Every morning, it's the same thing around here.
Me (suspicious, surly): You have to be at school in 10 minutes. Ready?
Kid (beaming, positive): Yep. I just have to do one small thing. Where's that book? I'm supposed to have read up to chapter 4.
He is/we are about to break the school "times late" record, set back in 1972 by a kid who didn't know he was enrolled at that school.
It's not all that surprising, I suppose, along the lines of "the nut does not fall THREE HOURS LATE too far from the tree."
DH has his own time zone, which is 15 minutes later than whatever time it is wherever he's supposed to be. It gets complicated on some of those international dateline trips we're always taking, and it has so far kept us from visiting Newfoundland, which, as you certainly know, operates 30 minutes ahead of Atlantic time. On Newfoundland Standard Time--observed only on Newfoundland, the little islands offshore, and in Labrador south of Black Tickle. (As an aside, "South of Black Tickle" sounds like a salty maritime romance novel, doesn't it?)-- we would never know whether it was The Reckly or Bumbuy. Which cannot be a good thing. There is probably some way I could work it all to our social advantage, but it would involve moving to Newfoundland and lying to DH about what time it was for the rest of my life. I have no moral qualms about this, I simply worry that I'm not smart enough to remember what time it really was. Is. Will be. See?

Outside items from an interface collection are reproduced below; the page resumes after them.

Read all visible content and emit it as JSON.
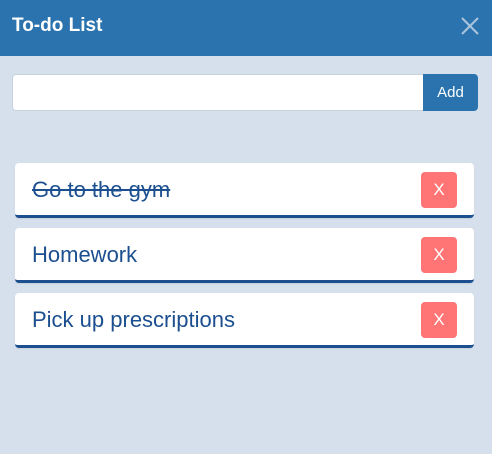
{
  "header": {
    "title": "To-do List",
    "close_icon": "close-icon"
  },
  "new_todo": {
    "value": "",
    "placeholder": "",
    "add_label": "Add"
  },
  "todos": [
    {
      "text": "Go to the gym",
      "completed": true,
      "delete_label": "X"
    },
    {
      "text": "Homework",
      "completed": false,
      "delete_label": "X"
    },
    {
      "text": "Pick up prescriptions",
      "completed": false,
      "delete_label": "X"
    }
  ],
  "colors": {
    "header_bg": "#2a73ae",
    "page_bg": "#d5e0ec",
    "text": "#1c4f8f",
    "delete_bg": "#ff7474"
  }
}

I myself am an accomplished waster of time, no matter what time it is. Today, for example: today I had a day off and resolved to write fiction for a few hours, to get back into the swing of things. Except that I had to look up the etymology of "procrastinate" in our giant OED, which meant finding the magnifying glass. I researched Banff hotels and made reservations for this weekend's inaugural ski trip. I looked at maybe 3000 pairs of shoes on Zappos. Even though they no longer ship to Canada. I contemplated the purchase of clocks made in the shape of biohazard signs. I researched Newfie slang (obviously), consulted a hip-hop dictionary, and shared bad jokes on Facebook with people only too happy to play along. Most of them are writers, naturally, probably with their own deadlines to avoid. And so here it is, 11:24pm MST (2:54am NST) and I've managed maybe 150 words of "real" writing, despite having been writing all day.When this book is finally done, it will have a molecular weight of 53 words for every word visible on the page. (That's how "Science" works.)
I can't fault Kid for having observed and internalized a relationship with time that is not strictly sidereal. From now on, I'll be making it clear to everyone we know--teachers, friends, dentists, music instructors, tennis coaches, babysitters, etc.--that we move in Great Years here in the voodoo bungalow: stuff gets done but according to no calendar that any person currently alive could possibly hope to see through its cycle. 25,800 years seems about right for most of the things we aim to do, from spelunking in the laundry room to finishing The Breadwinner to nailing the step back onto the front porch. We've obviously been setting the bar waaay too high by attempting to live our Great Lives according to a cramped and insufficient schedule. Already I feel the stress simmering down.
The Suburban "Great Year" Excuse: brought to you--slowly, peripatetically, with no discernible sense of schedule--by your friends in the voodoo bungalow.